China’s economy may be bottoming (the two surveys of manufacturing activity yesterday cancelled each other with the official survey (which looks at big companies) up sharply to a four-month high) and the HSBC survey falling for the fourth month in the past five to levels indicating a solid slowdown among small firms (which it surveys).
But if China slides deeper, then the RBA will cut, but not yet.
So the domestic economy is back to the forefront of RBA thinking and the Financial Stability Review made it clear the bank is happy with the caution being shown by consumers who are de-levering, saving more and spending less on housing in particular.
It’s for that reason, that the chances of a rate cut have become possible tomorrow, but more probable on May 1. The RBA knows people continue to spend on online purchases, overseas travel, cars and personal services, and not on electronic goods (with the exception of Apple’s products, which are booming and taking growth from retailers).
This spending is not going to trigger a competition for resources in the mining boom (not with the savings rate at 9.5%), a surge in housing will, over the next 18 months. That’s where much of the inflationary fears for the bank reside (along with the passing on of carbon tax costs into the wider economy and embedding them in prices, which is starting to look a possibility).
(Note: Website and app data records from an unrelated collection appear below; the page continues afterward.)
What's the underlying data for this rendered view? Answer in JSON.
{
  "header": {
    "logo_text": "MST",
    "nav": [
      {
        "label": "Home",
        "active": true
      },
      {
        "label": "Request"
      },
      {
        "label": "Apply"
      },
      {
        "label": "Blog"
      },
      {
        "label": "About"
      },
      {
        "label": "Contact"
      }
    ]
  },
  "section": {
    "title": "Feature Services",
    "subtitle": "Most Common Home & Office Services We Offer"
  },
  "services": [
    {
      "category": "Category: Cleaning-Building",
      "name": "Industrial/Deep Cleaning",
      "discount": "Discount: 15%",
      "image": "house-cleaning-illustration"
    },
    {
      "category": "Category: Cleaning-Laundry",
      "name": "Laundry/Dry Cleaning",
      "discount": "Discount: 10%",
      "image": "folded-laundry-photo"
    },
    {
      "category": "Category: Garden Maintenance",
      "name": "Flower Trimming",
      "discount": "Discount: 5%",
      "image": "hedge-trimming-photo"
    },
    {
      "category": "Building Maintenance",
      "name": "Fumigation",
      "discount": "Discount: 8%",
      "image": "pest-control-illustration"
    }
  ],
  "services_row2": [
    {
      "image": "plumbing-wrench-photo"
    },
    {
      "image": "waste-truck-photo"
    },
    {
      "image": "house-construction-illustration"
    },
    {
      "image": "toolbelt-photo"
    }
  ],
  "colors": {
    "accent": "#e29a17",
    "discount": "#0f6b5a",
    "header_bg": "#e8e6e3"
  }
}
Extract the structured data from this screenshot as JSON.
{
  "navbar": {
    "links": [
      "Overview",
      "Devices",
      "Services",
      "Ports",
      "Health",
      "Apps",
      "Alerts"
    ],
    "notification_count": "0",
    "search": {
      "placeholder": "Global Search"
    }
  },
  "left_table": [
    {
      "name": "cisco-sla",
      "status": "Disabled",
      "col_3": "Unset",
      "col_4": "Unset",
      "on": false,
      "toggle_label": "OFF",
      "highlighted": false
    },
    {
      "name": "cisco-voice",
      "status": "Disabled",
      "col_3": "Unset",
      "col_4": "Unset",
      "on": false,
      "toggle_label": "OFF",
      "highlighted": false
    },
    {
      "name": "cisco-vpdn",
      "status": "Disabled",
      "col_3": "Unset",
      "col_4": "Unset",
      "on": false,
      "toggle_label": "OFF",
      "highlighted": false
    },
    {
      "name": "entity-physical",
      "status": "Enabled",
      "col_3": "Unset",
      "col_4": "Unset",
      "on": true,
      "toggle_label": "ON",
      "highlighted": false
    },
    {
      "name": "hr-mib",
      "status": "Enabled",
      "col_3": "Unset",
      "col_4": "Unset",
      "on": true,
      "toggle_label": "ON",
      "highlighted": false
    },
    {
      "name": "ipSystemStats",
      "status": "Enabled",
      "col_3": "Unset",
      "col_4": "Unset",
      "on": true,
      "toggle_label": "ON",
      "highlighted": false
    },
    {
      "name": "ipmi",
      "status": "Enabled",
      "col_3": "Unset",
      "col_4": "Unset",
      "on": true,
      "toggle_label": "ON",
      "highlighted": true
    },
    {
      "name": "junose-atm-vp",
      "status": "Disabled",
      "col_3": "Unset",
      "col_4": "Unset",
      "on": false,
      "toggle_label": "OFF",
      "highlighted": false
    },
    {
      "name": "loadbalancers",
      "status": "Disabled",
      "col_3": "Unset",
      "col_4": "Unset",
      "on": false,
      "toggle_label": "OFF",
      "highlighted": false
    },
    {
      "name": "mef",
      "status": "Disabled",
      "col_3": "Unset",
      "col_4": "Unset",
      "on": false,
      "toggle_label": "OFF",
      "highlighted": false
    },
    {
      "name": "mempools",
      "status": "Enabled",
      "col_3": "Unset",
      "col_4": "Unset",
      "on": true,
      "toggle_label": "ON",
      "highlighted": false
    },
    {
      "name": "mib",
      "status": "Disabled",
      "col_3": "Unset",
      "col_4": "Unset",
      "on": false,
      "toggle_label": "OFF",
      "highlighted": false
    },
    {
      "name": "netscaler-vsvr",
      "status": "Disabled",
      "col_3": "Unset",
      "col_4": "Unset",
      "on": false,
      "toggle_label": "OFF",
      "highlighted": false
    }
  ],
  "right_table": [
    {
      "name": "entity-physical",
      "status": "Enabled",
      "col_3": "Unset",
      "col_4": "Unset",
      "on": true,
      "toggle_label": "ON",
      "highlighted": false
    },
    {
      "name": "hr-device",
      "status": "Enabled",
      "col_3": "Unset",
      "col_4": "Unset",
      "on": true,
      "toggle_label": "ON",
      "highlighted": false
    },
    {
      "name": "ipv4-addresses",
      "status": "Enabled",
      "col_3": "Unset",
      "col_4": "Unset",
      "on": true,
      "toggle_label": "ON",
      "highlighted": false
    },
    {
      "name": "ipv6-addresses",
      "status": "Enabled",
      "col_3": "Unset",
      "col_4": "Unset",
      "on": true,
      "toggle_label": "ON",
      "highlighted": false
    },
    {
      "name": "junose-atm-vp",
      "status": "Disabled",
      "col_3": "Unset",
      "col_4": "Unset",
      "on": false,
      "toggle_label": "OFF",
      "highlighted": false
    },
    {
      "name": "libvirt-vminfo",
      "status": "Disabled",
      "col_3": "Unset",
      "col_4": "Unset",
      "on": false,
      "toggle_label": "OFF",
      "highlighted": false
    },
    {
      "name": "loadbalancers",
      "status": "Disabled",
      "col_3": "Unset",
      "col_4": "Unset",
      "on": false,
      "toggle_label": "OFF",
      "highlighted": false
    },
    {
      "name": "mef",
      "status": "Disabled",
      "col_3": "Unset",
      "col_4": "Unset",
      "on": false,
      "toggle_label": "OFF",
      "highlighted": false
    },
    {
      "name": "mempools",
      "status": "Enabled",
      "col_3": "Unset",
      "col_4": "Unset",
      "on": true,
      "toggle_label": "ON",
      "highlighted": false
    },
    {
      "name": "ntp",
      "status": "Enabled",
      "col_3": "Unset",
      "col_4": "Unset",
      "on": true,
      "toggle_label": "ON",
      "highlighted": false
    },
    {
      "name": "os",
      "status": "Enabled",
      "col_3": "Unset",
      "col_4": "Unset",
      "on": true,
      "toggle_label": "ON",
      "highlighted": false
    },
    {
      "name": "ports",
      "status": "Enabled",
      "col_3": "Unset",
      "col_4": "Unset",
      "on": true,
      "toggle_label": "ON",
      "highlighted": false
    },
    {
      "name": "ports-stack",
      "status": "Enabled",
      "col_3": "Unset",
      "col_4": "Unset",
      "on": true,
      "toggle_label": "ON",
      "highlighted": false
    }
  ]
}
The caution shown by consumers, the different spending, the high savings, high level of bank deposits, the injection of equity into home mortgages, instead of monetising it via home equity and margin loans to consumer or buy shares, gives the RBA room to cut once, perhaps twice in the next four or five months. The bank won’t cut to offset the impact of the carbon tax, which remains a big unknown and could see just one rate reduction ahead of July 1.
More analysts and economists reckon the economy isn’t doing well (“East coast recession” is how Goldman Sachs describes it). Rates are cut for the whole economy, not just sectors or regions. The bad debts and profit downgrades from Stockland, QR National and Bank of Queensland suggest that Queensland remains a problem area because of the property slump and the big wet of 2011-12.
The 3.6% or so fall in the value of the Aussie dollar against the greenback in March is another factor the bank will watch: it sees the dollar as weakening because of the falling terms of trade (down 4.7% in the December quarter), and heading for another fall in the March quarter. That will ease a bit of pressure on manufacturing and tourism, which are holding up surprisingly well.
The March 6 meeting minutes finished with these paragraphs:
“Members were also alert to the uncertainties inherent in assessing the response of the domestic economy to the disparate forces at work, including the very large rise in resources investment and the high exchange rate. To date, the unemployment rate had remained at a low level and inflation broadly consistent with the medium-term target.
“On balance, the board considered that it was appropriate for interest rates to be around their average levels, which was judged to be the case at present. The board would continue to monitor both how the global economy evolved and the course of domestic economic activity and prices.
“Average rates means a neutral monetary policy stance, but not ‘accommodative’; (another word favoured by economists in these circumstances). It all comes down to how the bank judges the domestic economy.